Abundance and distribution of capercaillie Tetrao urogallus in Scotland 1992-1994.

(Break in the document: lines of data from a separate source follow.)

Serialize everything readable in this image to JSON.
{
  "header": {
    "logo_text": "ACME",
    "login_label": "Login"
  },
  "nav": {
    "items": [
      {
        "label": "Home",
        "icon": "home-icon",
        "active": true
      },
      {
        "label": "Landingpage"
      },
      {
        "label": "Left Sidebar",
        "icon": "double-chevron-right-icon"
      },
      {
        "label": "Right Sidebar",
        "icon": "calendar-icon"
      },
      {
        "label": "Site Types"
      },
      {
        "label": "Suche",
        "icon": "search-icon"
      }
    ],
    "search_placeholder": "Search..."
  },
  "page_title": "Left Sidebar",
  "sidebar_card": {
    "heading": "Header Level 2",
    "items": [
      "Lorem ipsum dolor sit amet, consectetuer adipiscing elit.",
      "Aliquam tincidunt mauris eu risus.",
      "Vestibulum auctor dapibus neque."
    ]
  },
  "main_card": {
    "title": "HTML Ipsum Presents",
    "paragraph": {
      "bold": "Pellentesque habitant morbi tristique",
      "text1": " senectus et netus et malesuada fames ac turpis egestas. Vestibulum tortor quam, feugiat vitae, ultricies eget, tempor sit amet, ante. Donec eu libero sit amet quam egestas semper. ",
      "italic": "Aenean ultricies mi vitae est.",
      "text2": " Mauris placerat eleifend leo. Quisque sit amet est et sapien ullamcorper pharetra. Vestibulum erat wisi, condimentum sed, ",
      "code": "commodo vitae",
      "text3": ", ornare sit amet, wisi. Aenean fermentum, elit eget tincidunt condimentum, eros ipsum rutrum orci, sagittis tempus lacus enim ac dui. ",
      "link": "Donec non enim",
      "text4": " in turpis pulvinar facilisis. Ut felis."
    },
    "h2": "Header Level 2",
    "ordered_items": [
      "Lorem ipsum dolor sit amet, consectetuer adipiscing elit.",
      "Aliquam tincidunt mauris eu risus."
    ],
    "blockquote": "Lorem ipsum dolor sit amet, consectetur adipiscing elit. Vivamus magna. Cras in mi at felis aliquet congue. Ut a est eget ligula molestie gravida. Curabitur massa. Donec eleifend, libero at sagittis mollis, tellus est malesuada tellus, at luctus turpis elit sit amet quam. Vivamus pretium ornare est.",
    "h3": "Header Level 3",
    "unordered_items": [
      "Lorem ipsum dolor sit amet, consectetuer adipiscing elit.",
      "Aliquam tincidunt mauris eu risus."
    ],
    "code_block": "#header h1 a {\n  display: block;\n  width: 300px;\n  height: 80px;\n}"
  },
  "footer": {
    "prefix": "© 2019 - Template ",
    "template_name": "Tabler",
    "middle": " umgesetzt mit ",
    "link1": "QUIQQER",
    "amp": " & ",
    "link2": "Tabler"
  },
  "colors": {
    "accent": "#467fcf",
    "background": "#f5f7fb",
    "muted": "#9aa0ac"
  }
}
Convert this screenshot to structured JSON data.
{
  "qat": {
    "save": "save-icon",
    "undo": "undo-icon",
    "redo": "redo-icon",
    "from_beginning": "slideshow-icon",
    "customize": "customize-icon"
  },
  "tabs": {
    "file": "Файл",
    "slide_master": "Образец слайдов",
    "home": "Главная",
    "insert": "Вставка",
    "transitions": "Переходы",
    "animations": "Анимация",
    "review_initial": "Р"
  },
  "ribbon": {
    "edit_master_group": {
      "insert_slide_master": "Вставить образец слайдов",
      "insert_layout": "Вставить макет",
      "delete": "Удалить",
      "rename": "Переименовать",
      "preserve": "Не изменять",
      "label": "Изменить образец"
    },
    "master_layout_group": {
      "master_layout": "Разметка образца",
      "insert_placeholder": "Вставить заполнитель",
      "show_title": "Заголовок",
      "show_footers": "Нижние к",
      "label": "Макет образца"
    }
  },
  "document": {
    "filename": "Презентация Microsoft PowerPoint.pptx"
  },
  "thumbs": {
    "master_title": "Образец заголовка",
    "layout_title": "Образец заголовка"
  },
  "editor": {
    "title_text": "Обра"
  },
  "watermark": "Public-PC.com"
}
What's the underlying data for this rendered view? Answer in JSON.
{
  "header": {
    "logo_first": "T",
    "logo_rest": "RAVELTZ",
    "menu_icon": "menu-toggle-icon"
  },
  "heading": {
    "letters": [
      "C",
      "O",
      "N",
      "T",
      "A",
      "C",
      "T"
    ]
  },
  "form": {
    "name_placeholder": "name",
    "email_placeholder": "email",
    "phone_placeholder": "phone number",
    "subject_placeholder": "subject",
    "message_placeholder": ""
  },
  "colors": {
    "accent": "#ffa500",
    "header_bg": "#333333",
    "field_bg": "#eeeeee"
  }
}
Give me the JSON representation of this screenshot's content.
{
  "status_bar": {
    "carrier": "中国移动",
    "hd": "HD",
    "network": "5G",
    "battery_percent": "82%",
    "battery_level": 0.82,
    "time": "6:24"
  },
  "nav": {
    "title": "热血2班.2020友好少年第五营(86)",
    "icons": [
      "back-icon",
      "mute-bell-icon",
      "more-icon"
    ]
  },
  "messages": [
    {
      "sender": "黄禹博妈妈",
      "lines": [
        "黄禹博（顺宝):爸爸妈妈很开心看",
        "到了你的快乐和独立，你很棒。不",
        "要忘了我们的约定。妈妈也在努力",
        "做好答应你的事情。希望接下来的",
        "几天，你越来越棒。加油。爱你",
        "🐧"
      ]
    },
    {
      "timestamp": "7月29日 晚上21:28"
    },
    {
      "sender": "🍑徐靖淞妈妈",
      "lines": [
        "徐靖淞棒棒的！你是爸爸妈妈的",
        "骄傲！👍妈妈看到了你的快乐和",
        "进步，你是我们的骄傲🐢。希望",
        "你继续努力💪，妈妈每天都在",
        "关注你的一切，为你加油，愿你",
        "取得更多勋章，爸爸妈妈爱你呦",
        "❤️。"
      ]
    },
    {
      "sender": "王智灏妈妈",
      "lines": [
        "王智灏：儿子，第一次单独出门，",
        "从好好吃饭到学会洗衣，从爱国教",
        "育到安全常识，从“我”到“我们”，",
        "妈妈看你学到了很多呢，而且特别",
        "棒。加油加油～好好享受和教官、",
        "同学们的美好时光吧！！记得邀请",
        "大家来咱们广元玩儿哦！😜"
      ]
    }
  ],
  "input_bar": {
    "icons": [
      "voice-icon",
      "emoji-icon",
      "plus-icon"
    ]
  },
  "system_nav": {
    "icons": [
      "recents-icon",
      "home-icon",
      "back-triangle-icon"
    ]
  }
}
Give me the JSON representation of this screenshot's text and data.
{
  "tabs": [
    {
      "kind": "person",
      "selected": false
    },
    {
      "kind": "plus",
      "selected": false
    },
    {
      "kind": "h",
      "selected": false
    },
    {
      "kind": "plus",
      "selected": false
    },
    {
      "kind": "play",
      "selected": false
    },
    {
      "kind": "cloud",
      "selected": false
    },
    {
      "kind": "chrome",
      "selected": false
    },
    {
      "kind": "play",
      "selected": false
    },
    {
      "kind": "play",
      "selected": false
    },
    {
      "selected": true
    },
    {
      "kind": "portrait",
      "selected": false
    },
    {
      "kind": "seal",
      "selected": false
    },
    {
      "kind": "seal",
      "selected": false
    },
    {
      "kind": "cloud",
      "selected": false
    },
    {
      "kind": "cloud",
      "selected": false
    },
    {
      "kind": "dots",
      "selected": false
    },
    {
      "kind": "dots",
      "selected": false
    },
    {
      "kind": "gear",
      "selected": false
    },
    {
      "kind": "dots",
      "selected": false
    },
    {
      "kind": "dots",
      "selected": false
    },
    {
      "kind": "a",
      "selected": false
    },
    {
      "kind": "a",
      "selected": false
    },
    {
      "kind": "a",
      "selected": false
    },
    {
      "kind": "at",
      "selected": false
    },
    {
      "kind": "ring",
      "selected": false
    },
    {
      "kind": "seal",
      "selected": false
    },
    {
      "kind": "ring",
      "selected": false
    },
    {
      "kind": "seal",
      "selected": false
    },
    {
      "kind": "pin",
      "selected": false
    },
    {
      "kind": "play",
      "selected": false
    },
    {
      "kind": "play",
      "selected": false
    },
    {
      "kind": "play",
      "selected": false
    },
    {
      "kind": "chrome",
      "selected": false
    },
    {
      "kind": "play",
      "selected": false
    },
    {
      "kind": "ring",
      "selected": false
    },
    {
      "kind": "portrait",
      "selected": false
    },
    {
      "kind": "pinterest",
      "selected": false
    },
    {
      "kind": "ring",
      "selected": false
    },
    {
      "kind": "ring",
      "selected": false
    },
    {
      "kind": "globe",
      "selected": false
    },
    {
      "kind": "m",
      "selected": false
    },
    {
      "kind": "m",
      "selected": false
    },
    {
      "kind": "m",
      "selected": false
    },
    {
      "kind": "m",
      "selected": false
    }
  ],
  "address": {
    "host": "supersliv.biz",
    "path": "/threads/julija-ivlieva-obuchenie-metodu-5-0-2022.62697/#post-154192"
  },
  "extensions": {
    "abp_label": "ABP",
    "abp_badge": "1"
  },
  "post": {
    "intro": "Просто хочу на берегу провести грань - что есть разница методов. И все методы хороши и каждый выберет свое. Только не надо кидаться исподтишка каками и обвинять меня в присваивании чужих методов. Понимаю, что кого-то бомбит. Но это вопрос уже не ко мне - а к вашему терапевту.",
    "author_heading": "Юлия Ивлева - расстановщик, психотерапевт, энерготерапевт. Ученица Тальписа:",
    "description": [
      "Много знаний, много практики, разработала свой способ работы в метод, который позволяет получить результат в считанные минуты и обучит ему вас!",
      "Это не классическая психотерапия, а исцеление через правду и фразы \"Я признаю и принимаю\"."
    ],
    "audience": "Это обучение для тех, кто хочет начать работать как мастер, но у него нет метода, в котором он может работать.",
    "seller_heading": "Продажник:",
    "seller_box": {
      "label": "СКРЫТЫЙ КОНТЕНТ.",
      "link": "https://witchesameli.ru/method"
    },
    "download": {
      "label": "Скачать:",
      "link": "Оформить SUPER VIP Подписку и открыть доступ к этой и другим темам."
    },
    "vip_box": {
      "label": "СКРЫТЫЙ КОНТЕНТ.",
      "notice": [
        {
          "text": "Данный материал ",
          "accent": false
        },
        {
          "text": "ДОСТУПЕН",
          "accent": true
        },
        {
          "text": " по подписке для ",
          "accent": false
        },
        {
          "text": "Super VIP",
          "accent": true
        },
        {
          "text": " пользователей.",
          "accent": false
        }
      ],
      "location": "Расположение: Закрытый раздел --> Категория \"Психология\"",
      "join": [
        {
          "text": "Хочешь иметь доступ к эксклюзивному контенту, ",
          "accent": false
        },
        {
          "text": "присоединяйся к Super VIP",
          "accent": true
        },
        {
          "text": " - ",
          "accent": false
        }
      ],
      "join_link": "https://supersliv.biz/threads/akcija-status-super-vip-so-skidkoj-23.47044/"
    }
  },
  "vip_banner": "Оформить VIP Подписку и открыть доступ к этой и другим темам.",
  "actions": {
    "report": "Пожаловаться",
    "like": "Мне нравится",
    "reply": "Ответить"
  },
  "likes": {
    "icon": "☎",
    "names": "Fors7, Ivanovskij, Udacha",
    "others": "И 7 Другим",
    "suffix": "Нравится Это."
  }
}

The capercaillie Tetrao urogallus L. is a cryptic forest gamebird which has decreased in Scotland, as in much of its range, since the 1970s. Despite previous surveys of the bird's range in Scotland, there was no assessment of numbers giving confidence limits. Here we establish such a baseline against which future estimates may be set. Numbers were estimated from a combination of questionnaires, Geographical Information System (GIS) and advanced line transect techniques, using repeatable methodology which should be applicable to other cryptic forest species. The GIS was used to map capercaillie distribution and relative abundance in Scotland. Transects were then placed randomly within the bird's reported range, stratified by geographical region and estimated abundance rating. From observations on 426 2-km line transects in winters 1992-1993 and 1993-1994, the population was estimated to be 2200 birds (1500-3200, 95% C.L.) There were approximately twice as many females as males in the sample. Birds were present from the Forth-Clyde industrial belt northwards to the Dornoch Firth and from the Central Highlands eastwards. The main centres of population were in eastern and central Scotland (Deeside, Speyside and Perthshire). The highest densities were in native pinewoods (2.7-5.0 birds km-2), and the lowest were in thicket and pole/high canopy plantations (0.4-0.9 birds km-2). This information is being used to identify sites for enhancing capercaillie habitat under the Forestry Authority's Woodland Grant Scheme.